But the differences between Fall 2004 and Spring of 2006 are like the differences between the beginning of 1864 and the end of 1864. Once it looked like stalemate, then victory seemed possible if not assured.

The Question of Time

This morning I was listening to the Tony Snow show today, with guest host Brian Kilmeade (from Fox and Friends) standing in for Tony. Kilmeade interviewed Bill Hemmer, who is on assignement in Iraq for Fox News.

Hemmer was not all sun and roses, saying for example that things are more dangerous today, at least for journalists, than they were a year or so ago in Baghdad.

But his main point, and one that he stressed, was that he had spoken with many members of the US military, and they are convinced they can do it, that they can succeed, but they just need more time. "Give us more time" is what he heard again and again.

Will they be allowed to finish their job before political events in the US force a pullout, or a reduction in force before the job is done? We're already hearing about troops reductions scheduled for later this year, no doubt timed to coincide with the elections. Hopefully it won't be too soon.

Wednesday Morning Update

President Bush does the right thing
President Bush said yesterday that future administrations will have to grapple with how and when to withdraw U.S. troops from Iraq, indicating that he doesn't see an end to U.S. commitments until at least 2009.

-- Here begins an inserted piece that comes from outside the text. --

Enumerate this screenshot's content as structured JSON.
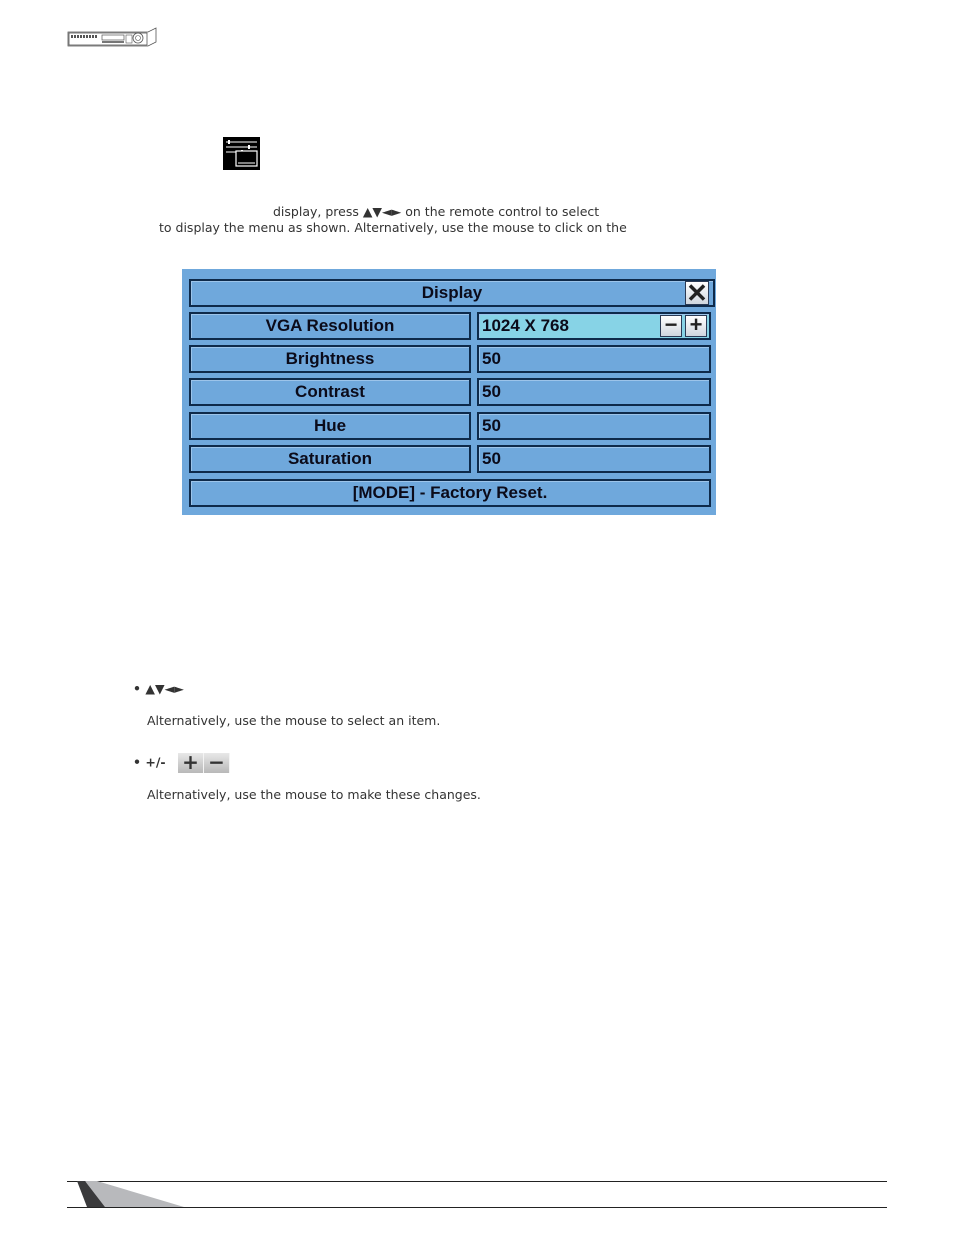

"That'll be decided by future presidents and future governments of Iraq," Mr. Bush said at his second press conference of the year, during which he also said Iraq is not in the middle of a civil war and defended his continued commitment of U.S. troops.

Senate Minority Leader Harry Reid said Mr. Bush was signaling an open-ended commitment that "was never contemplated or approved by the American people."
When the American people signed up for World War II they never contemplated or approved keeping troops in Europe for another 60+ years, either. They thought that, like after The Great War, they'd all be brought home immediately after hostilities ended. Although I can't find it on the web at the moment, I do recall reading congressional testimony of the late 1940s whereby generals are grilled by congressmen who are not happy with what they are being told, that many US troops would have to stay in Europe for the indefinate future.

Was this a failure of the Roosevelt and Truman administrations? Of course not. Analogies are never exact, of course, which is why they call them analogies. The administration, and most of us war supporters, thought that the invasion aftermath would be easier (as Rich Lowry asked in "What Went Wrong" cited above, "We knew it would be difficult, but did it have to be so hard?"). Fair enough.

But as I've written in about a million posts over at The Redhunter, unless the war is very short, they always seem to go this way. Victory does not go to the side who doesn't make mistakes. Victory goes to the side that does not learn from them. And while we're not out of the woods yet by a long shot, we're learning a lot faster than the insurgents.

Update II

A commenter over at The Redhunter has been kind enough to let me know that you can read the preface to Nagl's book on the University of Chicago Press website here.